January 23, 2017
Got something you want to ask? Send me your questions through Facebook, Twitter or email (with "Ask Hickey" in the subject line). Your anonymity is guaranteed — if that’s how you want it — so feel free to send them via private/direct message.
And now, this week’s questions...
During the election, my brother and sister-in-law came out as big Trump supporters.
They blocked me from the pro-Trump posts they made on Facebook, but my husband could see them. After the election, my sister-in-law engaged on a Facebook post my husband made about the election and how he and [we] won't stand for bigotry, etc. She came across less than great and dropped terms like "all lives matter."
Later that day, [she] and my brother unfriended us on all social media (I took it one step further and just blocked them). My cousin, this week, sent me this screen cap of my sister-in-law regretting her diehard fan-girl way.
Should I do anything? Gloating, I know, isn't going to make the election results any better. Or simply pretend I never saw it?
P.S. She also sent my kid a fake handgun for his birthday this month knowing I hate gun toys. (B.D., via Facebook inbox)
These are surely amongst the most divisive times I can remember in the social-media era. I blame the hot dog/sandwich and blue-and-black/white-and-gold dress wars of yesteryear for establishing a baseline acceptance of perpetual conflict.
(No and blue-and-black are the correct answers. Don’t @ me.)
In any event, what this past year’s election cycle has taught us is even the closest of relationships can be torn asunder amid an election that seemed less about casting ballots for candidates and more about defining the moral direction of America.
We’ve all faced conflicts amid our family and friends’ circles. Our better angels most assuredly wish we’d all go the bygones route. That’s easier said than done.
I’ve muted and blocked a handful of folks on my personal accounts. They’ve likely muted and blocked me because of those high-powered disagreements. I wish it hadn’t come to that. But whatever. We all just can’t get along, after all.
Unfriending and blocking is one thing – well, two things – but you probably don’t want to disown blood relatives. It was nice of your cousin to sneakily send that along. Otherwise, you may not have ever known.
Still, I advise you to just pretend you never even saw it. It’d be crass to gloat about having caused – whether accurately or not – her change of heart.
Avoid them online; don’t unblock – prior to a discussion – about why you blocked in the first place.
Be cordial in person.
Oh yeah, forgive, but never forget, that douchebag move to give your kid a toy gun.
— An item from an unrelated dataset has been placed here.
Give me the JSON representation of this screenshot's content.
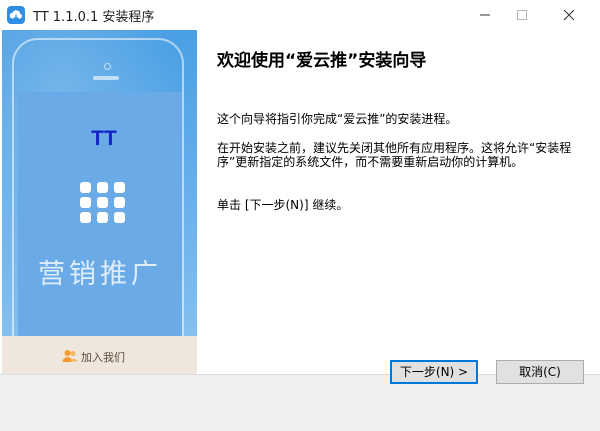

That s--- is over the top (even if, despite hating gun toys myself, my lad and I have had some epic battles with the Nerf guns a relative bought him for Christmas.)
Which is the more grievous grammar mistake: "should of" instead of "should have" or improper apostrophes (as in: banana's for sale)? (F.M., via Twitter)
Ugh. Both of them are heinous.
However, the whole “should of” thing is less heinous because it can be used as a social-media shtick to imply that you know you’re sending a seriously silly message while sending a silly message. For example:
Should of signed Lee to a long deal and let Hamels walk.— Brian P. Hickey (@BrianPHickey) June 2, 2013
Niners should of cut Kaepernick and signed Tim Tebow, who stands for the national anthem.— Brian P. Hickey (@BrianPHickey) August 27, 2016
Should of got Smashmouth for this show.— Brian P. Hickey (@BrianPHickey) January 19, 2017
See? When you can weaponize a common grammatical mistake in pursuit of an "I'm not really saying this seriously" mechanism, it takes some of the sting of outright-mistaken use away.
Now, those misplaced apostrophes, sweet Lord Jesus, they are reprehensible. There’s nothing whimsical about them. They are an assault on all that is good in the world. Jen Reardon, our copy editor at PhillyVoice, agrees with me on this, I’ll have you know. To wit:
“The improper apostrophe thing that really gets me is when you see signs that people hang on their front doors or in their front yards that say something like ‘Welcome to the Reardon’s.’ I just want to take a pen and cross the apostrophe out.”
She totally should of last time she saw one, if you ask me.
Down with misplaced apostrophes! Viva la revolution!
These tenuous times make stories with a positive hook all the more important. I really enjoyed writing a story about Brennon Jones, the West Philadelphia man who has set out on a year-long mission to provide haircuts for the homeless in the city and beyond. How can I find more of these? (Brian Hickey, via brain)
Well, Brian, one way to go about doing that is to just continue to keep looking for them as you always have.
Another way is to use your "Ask Hickey" column to put out a call for readers to share their stories of positivity with you so you can further report on those that you want to share with a broader audience, like you did with Jones’.